Fabian Raimondo, who was appointed on February 15, 2017, but whose name was not revealed to the parties until the afternoon of March 3, “was hired in December 2012 as an independent counsel in the Prosecutor’s Office in the Gbagbo and Blé Goudé trial,” said Knoops. Fabian Raimondo was then consulted to evaluate confidential documents seized on the telephone of P-69, a witness now removed from the list.

The defense therefore found Raimondo too involved in the case to be able to impartially advise the expected witness. “He played an important role for the prosecution team” and could “influence the witness psychologically,” said Knoops, who asked the lawyer to withdraw. “This could otherwise have an impact on the fairness of the proceedings and the chamber’s missions in its search for the truth.”

“It is necessary to make a quick decision”

The request was supported by Altit, who found it equally prejudicial that Raimondo be counsel for both witnesses P-10 and P-11. “If P-11 is asked a question and the answer may be damaging to P-10, what will counsel do, since he is supposed to protect his witness? This is a fundamental issue.”
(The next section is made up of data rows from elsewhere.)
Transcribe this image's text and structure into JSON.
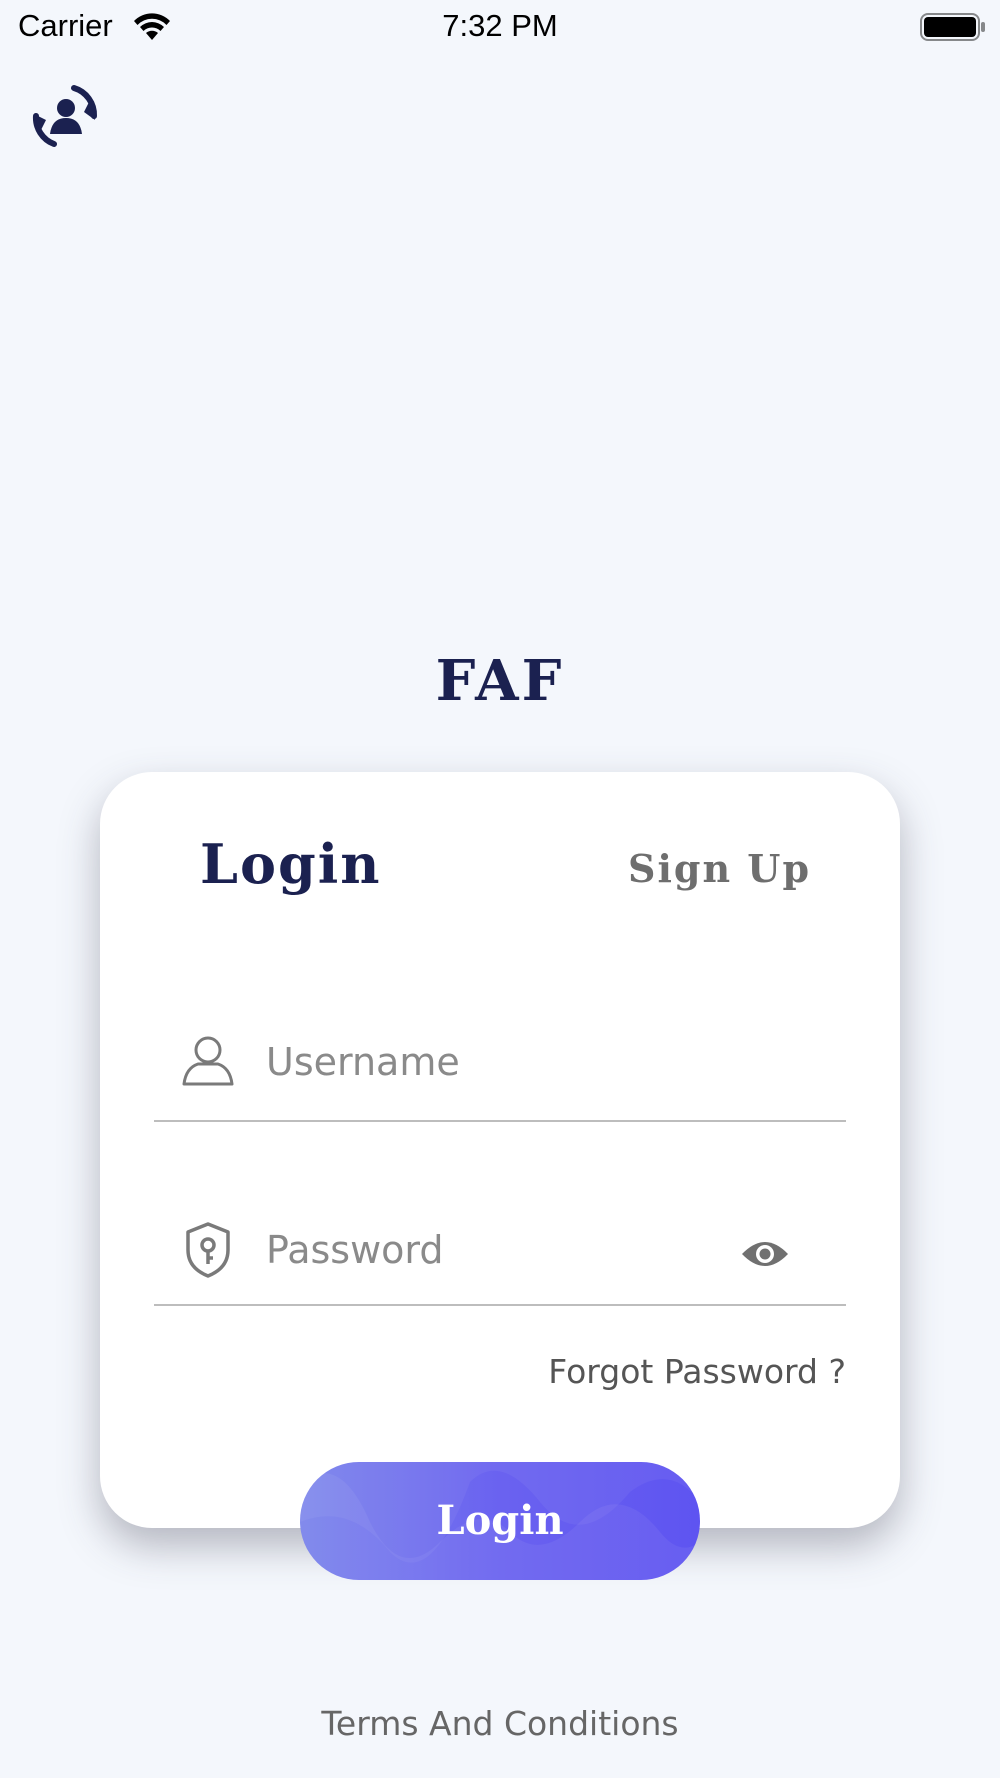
{
  "status_bar": {
    "carrier": "Carrier",
    "time": "7:32 PM",
    "wifi_icon": "wifi-icon",
    "battery_icon": "battery-full-icon"
  },
  "header": {
    "logo_icon": "person-sync-icon"
  },
  "brand": {
    "title": "FAF"
  },
  "card": {
    "tabs": {
      "login": "Login",
      "signup": "Sign Up"
    },
    "username": {
      "placeholder": "Username",
      "value": "",
      "icon": "user-icon"
    },
    "password": {
      "placeholder": "Password",
      "value": "",
      "icon": "shield-key-icon",
      "toggle_icon": "eye-icon"
    },
    "forgot_password": "Forgot Password ?"
  },
  "login_button": {
    "label": "Login"
  },
  "footer": {
    "terms": "Terms And Conditions"
  },
  "colors": {
    "background": "#f4f7fc",
    "primary_text": "#1b2150",
    "button_gradient_start": "#7b84eb",
    "button_gradient_end": "#5e54f1"
  }
}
Gbagbo’s lawyer believed that Raimondo was “caught in a vise challenging his mission and forcing him to arbitrate. The conflict of interest is doubly constituted. We have to make a quick decision,” he said.

For his part, prosecution lawyer Eric MacDonald denounced the defense request as a “delaying tactic” and said he had never met Raimondo, believing otherwise “his two mandates were irrelevant.”

The defense’s request was heard by Presiding Judge Cuno Tarfusser. He pointed out that the conflict of interest had not yet been established and stated that in order to avoid “negative perceptions about the proceedings” and not to impede the integrity and transparency of the trial, the appointment of Raimondo was revoked.

Two new French-speaking lawyers were to be appointed before March 8, the date the hearings will resume, one for P-11 and the other for P-10. The witness’s identities remain unknown at the moment, but it is very likely that they were senior Defense and Security Forces officials who worked under Laurent Gbagbo.


Laurent Gbagbo and Charles Blé Goudé are charged with four counts of crimes against humanity, including murder, rape, and other inhumane acts, or – in the alternative – attempted murder and persecution. The accused allegedly committed these crimes during post-electoral violence in Côte d’Ivoire between December 16, 2010 and April 12, 2011.

This summary comes from Ivoire Justice, a project of Radio Netherlands Worldwide (RNW), which offers monitoring and commentary on the ICC’s proceedings arising from the post-election violence that occurred in Cote d’Ivoire in 2010-2011. It has been translated into English for use on International Justice Monitor.